Humans used fire a million years ago
Wonderwerk Cave shows fire used 300,000 years earlier than believed
An international team led by the University of Toronto and Hebrew University has identified the earliest known evidence of the use of fire by human ancestors. Microscopic traces of wood ash, alongside animal bones and stone tools, were found in a layer dated to one million years ago at the Wonderwerk Cave in South Africa.
“The analysis pushes the timing for the human use of fire back by 300,000 years, suggesting that human ancestors as early as Homo erectus may have begun using fire as part of their way of life,” said U of T anthropologist Michael Chazan, co-director of the project and director of U of T’s Archaeology Centre. The research was published in the Proceedings of the National Academy of Sciences on April 2.
Wonderwerk is a massive cave (pictured left) located near the edge of the Kalahari where earlier excavations by Peter Beaumont of the McGregor Museum in Kimberley, South Africa, had uncovered an extensive record of human occupation. A research project, co-directed by U of T’s Chazan and Liora Kolska Horwitz of Hebrew University, has been doing detailed analysis of the material from Beaumont's excavation along with renewed field work on the Wonderwerk site.
Analysis of sediment by lead authors Francesco Berna and Paul Goldberg (pictured below right) of Boston University revealed ashed plant remains and burned bone fragments, both of which appear to have been burned locally rather than carried into the cave by wind or water. The researchers also found extensive evidence of surface discoloration that is typical of burning.
“The control of fire would have been a major turning point in human evolution,” said Chazan. “The impact of cooking food is well documented, but the impact of control over fire would have touched all elements of human society.
"Socializing around a camp fire might actually be an essential aspect of what makes us human.”
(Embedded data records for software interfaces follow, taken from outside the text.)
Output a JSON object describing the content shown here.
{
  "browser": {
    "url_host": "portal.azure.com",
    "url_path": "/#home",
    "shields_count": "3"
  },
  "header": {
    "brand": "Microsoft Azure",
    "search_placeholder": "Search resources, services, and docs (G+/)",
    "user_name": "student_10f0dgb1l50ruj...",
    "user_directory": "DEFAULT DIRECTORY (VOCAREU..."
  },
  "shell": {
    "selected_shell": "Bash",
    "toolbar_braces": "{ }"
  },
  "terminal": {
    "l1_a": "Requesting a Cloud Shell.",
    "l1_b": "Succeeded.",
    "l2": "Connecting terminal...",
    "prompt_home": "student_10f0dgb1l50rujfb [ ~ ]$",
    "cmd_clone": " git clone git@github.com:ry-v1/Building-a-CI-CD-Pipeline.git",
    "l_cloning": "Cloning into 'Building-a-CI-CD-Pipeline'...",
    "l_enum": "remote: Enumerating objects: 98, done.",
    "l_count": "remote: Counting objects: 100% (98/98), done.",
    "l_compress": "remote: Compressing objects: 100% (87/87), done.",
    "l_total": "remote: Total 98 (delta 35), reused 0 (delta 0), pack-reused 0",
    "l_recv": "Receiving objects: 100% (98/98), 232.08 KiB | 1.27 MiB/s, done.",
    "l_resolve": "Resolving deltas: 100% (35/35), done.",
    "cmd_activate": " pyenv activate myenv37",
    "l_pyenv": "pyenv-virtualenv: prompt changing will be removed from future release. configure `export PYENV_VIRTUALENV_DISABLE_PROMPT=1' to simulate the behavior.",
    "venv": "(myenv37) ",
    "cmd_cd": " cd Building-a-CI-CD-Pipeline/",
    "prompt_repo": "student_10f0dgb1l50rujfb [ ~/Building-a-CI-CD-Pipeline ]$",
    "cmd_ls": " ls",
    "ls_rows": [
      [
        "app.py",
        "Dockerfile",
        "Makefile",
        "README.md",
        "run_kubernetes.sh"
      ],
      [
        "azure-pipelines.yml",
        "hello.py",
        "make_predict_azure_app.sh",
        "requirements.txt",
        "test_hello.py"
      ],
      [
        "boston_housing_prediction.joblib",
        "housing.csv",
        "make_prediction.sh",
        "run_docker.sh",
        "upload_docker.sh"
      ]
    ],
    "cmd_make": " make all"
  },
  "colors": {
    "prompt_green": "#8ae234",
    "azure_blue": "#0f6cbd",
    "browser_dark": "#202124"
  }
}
Funding for the research was provided by the Social Sciences and Humanities Research Council of Canada, the National Science Foundation and the Wenner Gren Foundation. Other team members include James Brink and Sharon Holt of the National Museum, Bloemfontein, Marion Bamford of the University of Witswatersrand and Ari Matmon and Hagai Ron of Hebrew University. Research at Wonderwerk Cave is carried out in collaboration with the McGregor Museum, Kimberley and under permit for the South African Heritage Resources Agency.